Would you set down the complete data below, exactly as shown?

Given entries
*** Begin section ***

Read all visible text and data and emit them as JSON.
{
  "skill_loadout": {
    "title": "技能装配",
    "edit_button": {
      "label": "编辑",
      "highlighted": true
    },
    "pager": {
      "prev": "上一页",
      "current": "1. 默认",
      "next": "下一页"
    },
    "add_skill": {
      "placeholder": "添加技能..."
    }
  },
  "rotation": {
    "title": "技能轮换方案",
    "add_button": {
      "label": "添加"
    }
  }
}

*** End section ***

Problem solution
Read all visible text and data and emit them as JSON.
{
  "skill_loadout": {
    "title": "技能装配",
    "edit_button": {
      "label": "编辑",
      "highlighted": true
    },
    "pager": {
      "prev": "上一页",
      "current": "1. 默认",
      "next": "下一页"
    },
    "add_skill": {
      "placeholder": "添加技能..."
    }
  },
  "rotation": {
    "title": "技能轮换方案",
    "add_button": {
      "label": "添加"
    }
  }
}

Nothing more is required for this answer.